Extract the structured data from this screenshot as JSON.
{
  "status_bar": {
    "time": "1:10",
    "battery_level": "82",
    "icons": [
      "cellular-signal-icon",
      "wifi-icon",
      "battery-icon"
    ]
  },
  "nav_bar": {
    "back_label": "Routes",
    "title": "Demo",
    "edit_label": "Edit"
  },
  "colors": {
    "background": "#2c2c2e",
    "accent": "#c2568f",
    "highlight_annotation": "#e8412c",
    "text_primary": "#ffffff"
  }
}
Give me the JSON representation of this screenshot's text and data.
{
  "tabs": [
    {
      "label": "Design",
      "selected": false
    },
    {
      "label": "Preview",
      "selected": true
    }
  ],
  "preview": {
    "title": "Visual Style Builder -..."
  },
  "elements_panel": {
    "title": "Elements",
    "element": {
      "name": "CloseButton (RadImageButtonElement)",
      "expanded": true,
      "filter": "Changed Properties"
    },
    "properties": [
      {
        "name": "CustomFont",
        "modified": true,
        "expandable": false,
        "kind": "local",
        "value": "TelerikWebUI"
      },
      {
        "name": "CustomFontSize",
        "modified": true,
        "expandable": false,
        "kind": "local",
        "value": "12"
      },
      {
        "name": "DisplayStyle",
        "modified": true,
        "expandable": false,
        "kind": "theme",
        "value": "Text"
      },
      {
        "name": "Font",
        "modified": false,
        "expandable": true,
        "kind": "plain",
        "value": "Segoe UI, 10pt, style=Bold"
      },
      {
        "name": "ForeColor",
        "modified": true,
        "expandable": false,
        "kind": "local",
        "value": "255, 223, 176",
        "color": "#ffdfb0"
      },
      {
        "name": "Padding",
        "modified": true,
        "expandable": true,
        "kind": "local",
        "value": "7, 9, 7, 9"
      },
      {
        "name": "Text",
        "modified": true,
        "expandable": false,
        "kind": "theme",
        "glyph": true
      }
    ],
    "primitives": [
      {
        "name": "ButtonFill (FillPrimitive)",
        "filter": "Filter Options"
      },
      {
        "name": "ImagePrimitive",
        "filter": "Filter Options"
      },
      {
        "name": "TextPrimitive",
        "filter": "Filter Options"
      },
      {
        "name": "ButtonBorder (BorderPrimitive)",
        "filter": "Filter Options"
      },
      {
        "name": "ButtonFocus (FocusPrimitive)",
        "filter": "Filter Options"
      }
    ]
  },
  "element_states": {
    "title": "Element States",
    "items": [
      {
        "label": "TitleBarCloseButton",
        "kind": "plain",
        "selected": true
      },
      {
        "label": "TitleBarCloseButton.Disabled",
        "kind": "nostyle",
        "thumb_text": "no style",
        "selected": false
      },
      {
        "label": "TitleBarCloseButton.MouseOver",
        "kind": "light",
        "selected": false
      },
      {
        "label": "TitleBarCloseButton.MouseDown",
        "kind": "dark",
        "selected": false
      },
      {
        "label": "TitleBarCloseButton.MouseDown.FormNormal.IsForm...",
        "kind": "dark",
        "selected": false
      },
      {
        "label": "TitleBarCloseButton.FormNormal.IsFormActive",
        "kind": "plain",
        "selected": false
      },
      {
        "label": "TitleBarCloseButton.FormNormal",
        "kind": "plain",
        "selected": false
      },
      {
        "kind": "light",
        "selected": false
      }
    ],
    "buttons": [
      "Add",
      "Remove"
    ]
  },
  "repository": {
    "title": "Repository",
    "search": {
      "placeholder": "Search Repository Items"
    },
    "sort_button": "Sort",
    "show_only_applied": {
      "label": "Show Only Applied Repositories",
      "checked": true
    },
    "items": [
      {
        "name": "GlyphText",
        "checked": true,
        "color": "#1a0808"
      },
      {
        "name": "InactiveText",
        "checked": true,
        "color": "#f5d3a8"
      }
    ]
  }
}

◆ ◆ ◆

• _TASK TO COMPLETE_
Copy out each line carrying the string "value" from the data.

• _SOLVED EXERCISE_
        "value": "TelerikWebUI"
        "value": "12"
        "value": "Text"
        "value": "Segoe UI, 10pt, style=Bold"
        "value": "255, 223, 176",
        "value": "7, 9, 7, 9"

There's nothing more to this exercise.